= How to complete this task =
The job is to find each line of the records below that includes the word "greeting" and copy it.
[Data for analysis]
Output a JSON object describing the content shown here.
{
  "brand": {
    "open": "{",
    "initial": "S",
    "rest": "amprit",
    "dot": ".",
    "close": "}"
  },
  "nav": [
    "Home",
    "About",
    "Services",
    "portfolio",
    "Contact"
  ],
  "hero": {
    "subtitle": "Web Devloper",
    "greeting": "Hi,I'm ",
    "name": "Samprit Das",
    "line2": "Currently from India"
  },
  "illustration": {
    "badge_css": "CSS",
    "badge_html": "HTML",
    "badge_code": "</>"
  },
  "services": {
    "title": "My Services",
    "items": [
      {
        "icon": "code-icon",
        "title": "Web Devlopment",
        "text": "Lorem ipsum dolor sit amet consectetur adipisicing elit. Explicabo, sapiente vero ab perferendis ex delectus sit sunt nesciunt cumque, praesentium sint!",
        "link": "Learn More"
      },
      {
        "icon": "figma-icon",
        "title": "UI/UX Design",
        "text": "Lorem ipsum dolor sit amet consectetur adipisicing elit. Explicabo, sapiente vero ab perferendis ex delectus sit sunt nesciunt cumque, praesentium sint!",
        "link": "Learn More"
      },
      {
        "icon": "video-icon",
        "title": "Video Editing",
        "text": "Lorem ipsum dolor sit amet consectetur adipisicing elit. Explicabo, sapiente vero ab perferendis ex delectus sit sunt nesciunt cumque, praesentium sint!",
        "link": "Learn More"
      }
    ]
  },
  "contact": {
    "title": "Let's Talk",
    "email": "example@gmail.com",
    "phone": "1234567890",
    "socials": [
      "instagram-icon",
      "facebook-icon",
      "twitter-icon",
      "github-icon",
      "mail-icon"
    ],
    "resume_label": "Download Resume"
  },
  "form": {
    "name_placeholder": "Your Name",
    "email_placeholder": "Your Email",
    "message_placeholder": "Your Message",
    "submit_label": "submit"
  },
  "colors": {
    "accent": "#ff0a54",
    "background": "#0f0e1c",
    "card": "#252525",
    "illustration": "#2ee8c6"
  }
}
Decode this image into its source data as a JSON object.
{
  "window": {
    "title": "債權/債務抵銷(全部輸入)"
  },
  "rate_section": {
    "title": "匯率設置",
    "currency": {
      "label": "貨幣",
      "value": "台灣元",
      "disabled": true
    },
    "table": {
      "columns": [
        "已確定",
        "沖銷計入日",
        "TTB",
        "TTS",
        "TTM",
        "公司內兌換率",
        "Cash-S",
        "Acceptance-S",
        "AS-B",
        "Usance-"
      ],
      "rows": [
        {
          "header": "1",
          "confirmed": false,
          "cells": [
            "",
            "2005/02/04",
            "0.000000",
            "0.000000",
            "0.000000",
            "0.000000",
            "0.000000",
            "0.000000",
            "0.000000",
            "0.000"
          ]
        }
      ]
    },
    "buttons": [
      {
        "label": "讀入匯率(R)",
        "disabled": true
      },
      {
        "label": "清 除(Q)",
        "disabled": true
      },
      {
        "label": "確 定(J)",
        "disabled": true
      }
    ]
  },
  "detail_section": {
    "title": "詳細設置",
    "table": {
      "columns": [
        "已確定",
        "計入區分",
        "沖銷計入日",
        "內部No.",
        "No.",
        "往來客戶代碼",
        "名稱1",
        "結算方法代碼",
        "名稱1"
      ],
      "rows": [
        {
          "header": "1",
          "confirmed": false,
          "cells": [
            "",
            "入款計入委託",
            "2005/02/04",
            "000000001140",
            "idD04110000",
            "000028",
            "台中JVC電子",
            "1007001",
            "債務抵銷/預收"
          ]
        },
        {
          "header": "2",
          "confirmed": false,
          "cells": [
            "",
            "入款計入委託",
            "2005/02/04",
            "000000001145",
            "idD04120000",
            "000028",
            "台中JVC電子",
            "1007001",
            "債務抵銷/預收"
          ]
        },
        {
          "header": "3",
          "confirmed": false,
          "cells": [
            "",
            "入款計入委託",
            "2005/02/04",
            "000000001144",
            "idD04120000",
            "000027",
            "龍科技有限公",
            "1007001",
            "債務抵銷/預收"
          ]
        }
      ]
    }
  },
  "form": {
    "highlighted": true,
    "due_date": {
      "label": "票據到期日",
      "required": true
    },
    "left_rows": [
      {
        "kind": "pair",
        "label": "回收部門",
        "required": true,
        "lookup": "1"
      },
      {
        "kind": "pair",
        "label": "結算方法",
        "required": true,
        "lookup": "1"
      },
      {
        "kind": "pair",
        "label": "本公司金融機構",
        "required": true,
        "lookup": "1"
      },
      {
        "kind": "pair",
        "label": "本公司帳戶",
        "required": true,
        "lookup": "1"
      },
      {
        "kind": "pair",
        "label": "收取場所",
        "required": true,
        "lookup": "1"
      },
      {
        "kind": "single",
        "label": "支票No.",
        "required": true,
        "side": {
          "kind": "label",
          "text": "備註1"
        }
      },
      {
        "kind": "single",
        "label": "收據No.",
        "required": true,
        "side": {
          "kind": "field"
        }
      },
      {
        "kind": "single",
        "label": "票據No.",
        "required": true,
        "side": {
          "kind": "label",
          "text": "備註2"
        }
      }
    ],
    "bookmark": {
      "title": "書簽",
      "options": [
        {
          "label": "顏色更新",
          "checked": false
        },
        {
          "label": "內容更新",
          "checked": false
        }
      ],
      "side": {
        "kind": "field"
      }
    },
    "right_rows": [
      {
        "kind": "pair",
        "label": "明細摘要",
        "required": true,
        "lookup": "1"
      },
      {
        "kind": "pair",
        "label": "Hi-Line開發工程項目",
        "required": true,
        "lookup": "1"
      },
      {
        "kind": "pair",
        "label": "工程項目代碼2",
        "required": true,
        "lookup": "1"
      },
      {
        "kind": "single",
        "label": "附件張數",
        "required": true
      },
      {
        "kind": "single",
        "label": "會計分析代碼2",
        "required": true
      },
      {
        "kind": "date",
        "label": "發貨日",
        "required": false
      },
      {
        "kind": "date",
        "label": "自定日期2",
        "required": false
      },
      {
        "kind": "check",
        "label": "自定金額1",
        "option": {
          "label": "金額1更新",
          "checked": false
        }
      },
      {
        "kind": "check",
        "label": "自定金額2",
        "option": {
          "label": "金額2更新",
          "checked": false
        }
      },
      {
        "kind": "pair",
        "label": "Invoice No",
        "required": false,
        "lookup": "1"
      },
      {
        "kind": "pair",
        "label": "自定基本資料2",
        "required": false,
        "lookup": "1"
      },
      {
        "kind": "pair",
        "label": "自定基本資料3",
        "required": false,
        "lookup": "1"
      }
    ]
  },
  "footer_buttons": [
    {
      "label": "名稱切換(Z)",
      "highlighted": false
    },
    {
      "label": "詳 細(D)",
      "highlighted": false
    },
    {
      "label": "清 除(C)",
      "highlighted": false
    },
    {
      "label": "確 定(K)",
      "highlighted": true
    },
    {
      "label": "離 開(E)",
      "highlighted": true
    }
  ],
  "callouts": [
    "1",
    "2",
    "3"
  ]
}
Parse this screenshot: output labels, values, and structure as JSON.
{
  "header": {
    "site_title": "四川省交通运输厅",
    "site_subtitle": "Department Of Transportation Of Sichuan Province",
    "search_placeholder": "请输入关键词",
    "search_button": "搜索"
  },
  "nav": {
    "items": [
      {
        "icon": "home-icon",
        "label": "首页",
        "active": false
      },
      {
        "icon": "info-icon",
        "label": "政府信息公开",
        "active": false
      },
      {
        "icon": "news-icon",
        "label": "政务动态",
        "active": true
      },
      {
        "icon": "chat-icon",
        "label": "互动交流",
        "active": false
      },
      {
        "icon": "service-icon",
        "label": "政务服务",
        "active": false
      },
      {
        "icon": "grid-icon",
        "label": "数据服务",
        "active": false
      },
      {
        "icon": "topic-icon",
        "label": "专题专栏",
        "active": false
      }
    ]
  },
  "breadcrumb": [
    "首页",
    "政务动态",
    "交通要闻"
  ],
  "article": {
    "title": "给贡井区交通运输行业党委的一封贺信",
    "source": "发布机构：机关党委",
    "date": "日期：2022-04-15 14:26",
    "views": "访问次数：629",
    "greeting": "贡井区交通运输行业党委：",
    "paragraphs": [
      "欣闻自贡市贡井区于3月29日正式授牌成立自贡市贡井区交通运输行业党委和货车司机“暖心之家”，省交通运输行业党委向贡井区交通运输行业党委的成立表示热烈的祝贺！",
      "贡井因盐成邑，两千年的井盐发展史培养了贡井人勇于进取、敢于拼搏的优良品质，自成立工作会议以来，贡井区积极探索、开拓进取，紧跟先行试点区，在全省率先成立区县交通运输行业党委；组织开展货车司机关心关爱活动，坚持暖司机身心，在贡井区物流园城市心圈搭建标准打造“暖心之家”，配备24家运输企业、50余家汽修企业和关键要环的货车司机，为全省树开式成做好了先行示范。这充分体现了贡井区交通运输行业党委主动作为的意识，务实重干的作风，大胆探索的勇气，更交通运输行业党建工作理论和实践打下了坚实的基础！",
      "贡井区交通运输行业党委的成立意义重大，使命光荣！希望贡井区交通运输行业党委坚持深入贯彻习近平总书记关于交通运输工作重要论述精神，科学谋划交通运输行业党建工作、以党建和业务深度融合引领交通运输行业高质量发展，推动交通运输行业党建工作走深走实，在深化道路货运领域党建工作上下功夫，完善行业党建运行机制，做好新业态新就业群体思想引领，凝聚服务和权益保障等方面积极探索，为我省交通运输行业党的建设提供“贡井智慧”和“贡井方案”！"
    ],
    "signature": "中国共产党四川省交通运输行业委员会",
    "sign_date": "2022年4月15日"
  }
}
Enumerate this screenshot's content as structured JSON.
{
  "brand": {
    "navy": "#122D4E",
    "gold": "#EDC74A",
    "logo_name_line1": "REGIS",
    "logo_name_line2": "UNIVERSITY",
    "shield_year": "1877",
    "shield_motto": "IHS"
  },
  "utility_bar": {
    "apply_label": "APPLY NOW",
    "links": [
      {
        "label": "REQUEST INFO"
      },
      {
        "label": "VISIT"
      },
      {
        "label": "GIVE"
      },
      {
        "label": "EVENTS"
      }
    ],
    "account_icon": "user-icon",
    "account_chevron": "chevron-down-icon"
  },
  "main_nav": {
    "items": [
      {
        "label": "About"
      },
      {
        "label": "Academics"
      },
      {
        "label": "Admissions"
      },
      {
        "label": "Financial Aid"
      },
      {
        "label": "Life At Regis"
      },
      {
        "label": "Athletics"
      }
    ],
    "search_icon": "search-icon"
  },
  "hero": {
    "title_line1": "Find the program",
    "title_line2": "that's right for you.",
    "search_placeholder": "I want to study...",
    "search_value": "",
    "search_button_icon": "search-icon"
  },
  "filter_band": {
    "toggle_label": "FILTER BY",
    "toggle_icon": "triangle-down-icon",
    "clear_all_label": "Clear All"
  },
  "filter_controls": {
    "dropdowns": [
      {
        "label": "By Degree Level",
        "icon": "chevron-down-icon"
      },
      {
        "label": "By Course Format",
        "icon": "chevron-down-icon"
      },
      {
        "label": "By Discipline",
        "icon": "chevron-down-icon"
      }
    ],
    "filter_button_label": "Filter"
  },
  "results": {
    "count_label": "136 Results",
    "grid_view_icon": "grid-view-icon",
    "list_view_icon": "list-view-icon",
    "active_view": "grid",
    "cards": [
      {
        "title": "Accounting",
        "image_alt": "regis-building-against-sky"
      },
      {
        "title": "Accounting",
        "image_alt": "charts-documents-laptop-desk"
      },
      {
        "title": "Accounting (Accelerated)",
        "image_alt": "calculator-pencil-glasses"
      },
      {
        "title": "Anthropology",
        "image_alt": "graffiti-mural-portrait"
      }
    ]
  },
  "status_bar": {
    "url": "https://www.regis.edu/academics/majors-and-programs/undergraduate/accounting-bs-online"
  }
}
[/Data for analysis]
= Task solution =
    "greeting": "Hi,I'm ",
    "greeting": "贡井区交通运输行业党委：",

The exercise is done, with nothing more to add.